WHAT THE TASK REQUIRES:
Only the lines that hold "placeholder" should be in the answer, each copied from the data below.

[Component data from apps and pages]
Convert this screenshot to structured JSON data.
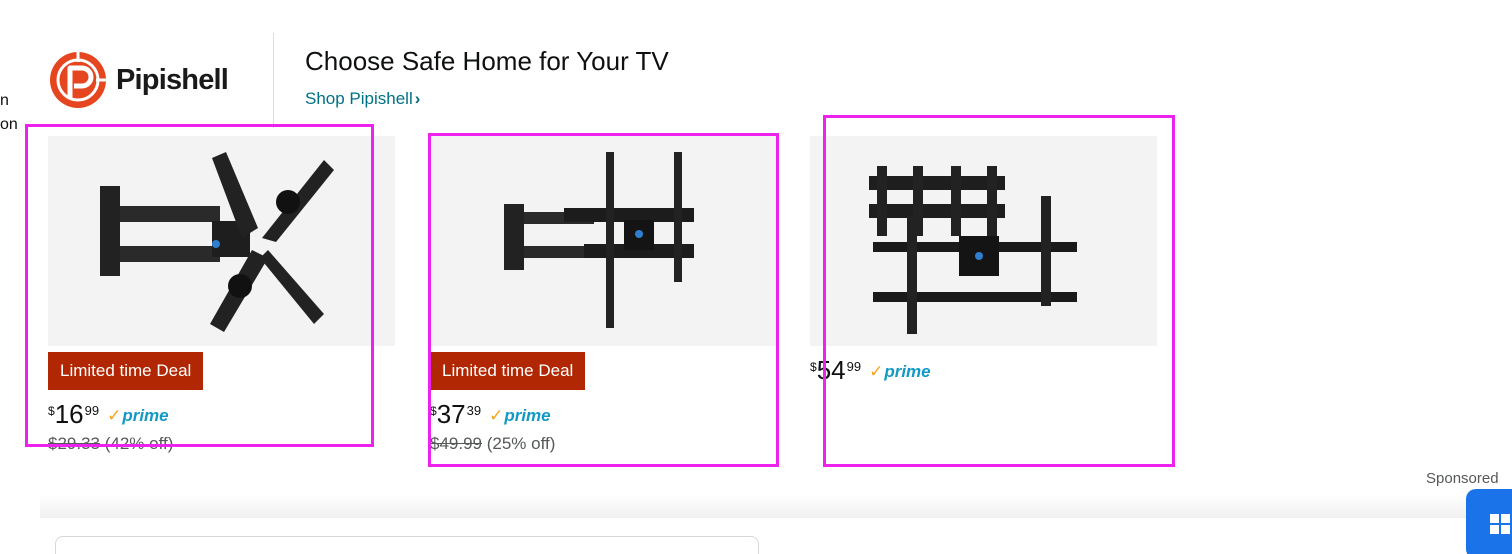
{
  "edge_text": [
    "n",
    "on"
  ],
  "brand": {
    "name": "Pipishell",
    "headline": "Choose Safe Home for Your TV",
    "shop_link": "Shop Pipishell",
    "shop_link_chevron": "›",
    "colors": {
      "logo": "#e5451f",
      "link": "#007185"
    }
  },
  "products": [
    {
      "image_icon": "tv-wall-mount-icon",
      "deal_badge": "Limited time Deal",
      "price_symbol": "$",
      "price_whole": "16",
      "price_fraction": "99",
      "prime": "prime",
      "prime_check": "✓",
      "was_price": "$29.33",
      "discount": "(42% off)"
    },
    {
      "image_icon": "tv-wall-mount-icon",
      "deal_badge": "Limited time Deal",
      "price_symbol": "$",
      "price_whole": "37",
      "price_fraction": "39",
      "prime": "prime",
      "prime_check": "✓",
      "was_price": "$49.99",
      "discount": "(25% off)"
    },
    {
      "image_icon": "tv-wall-mount-icon",
      "price_symbol": "$",
      "price_whole": "54",
      "price_fraction": "99",
      "prime": "prime",
      "prime_check": "✓"
    }
  ],
  "sponsored": "Sponsored",
  "colors": {
    "deal_badge": "#b12704",
    "prime": "#1399c6",
    "selection": "#ee22ee",
    "fab": "#1a73e8"
  }
}
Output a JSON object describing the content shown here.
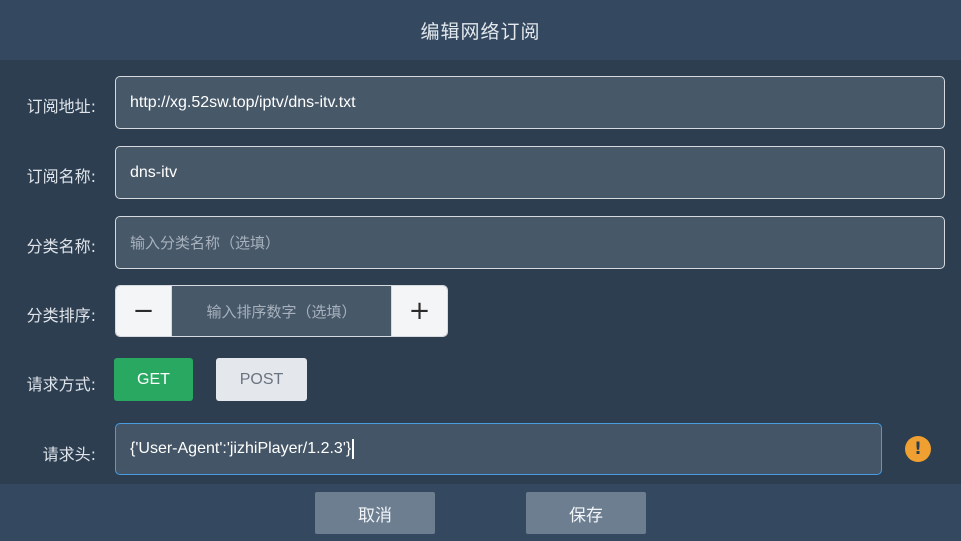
{
  "dialog": {
    "title": "编辑网络订阅"
  },
  "form": {
    "url": {
      "label": "订阅地址:",
      "value": "http://xg.52sw.top/iptv/dns-itv.txt"
    },
    "name": {
      "label": "订阅名称:",
      "value": "dns-itv"
    },
    "category": {
      "label": "分类名称:",
      "placeholder": "输入分类名称（选填）"
    },
    "order": {
      "label": "分类排序:",
      "minus": "−",
      "placeholder": "输入排序数字（选填）",
      "plus": "+"
    },
    "method": {
      "label": "请求方式:",
      "options": [
        "GET",
        "POST"
      ],
      "selected": "GET"
    },
    "headers": {
      "label": "请求头:",
      "value": "{'User-Agent':'jizhiPlayer/1.2.3'}",
      "warning_icon": "exclamation-icon"
    }
  },
  "footer": {
    "cancel_label": "取消",
    "save_label": "保存"
  },
  "colors": {
    "accent_green": "#28a860",
    "focus_blue": "#4a9ce0",
    "warning_orange": "#f0a030"
  }
}
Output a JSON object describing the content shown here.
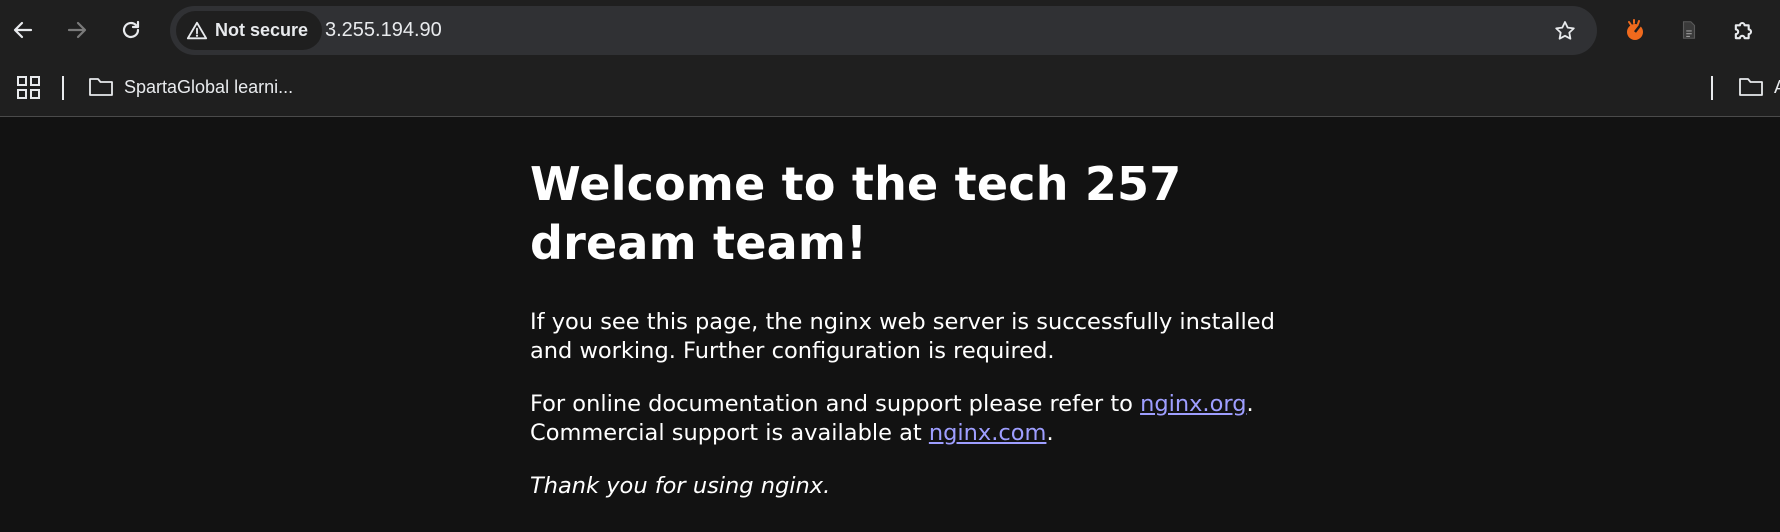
{
  "browser": {
    "security_label": "Not secure",
    "url": "3.255.194.90",
    "icons": {
      "back": "back-arrow-icon",
      "forward": "forward-arrow-icon",
      "reload": "reload-icon",
      "warning": "warning-triangle-icon",
      "bookmark_star": "star-icon",
      "extension_orange": "orange-extension-icon",
      "page_doc": "document-icon",
      "extensions": "puzzle-piece-icon"
    },
    "accent_color": "#f06a1d"
  },
  "bookmarks": {
    "items": [
      {
        "label": "SpartaGlobal learni...",
        "icon": "folder-icon"
      },
      {
        "label": "A",
        "icon": "folder-icon"
      }
    ]
  },
  "page": {
    "heading": "Welcome to the tech 257 dream team!",
    "p1": "If you see this page, the nginx web server is successfully installed and working. Further configuration is required.",
    "p2_prefix": "For online documentation and support please refer to ",
    "p2_link1": "nginx.org",
    "p2_mid": ". Commercial support is available at ",
    "p2_link2": "nginx.com",
    "p2_suffix": ".",
    "p3": "Thank you for using nginx.",
    "link_color": "#9e9eff"
  }
}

OUTPUT:
      "placeholder": "输入分类名称（选填）"
      "placeholder": "输入排序数字（选填）",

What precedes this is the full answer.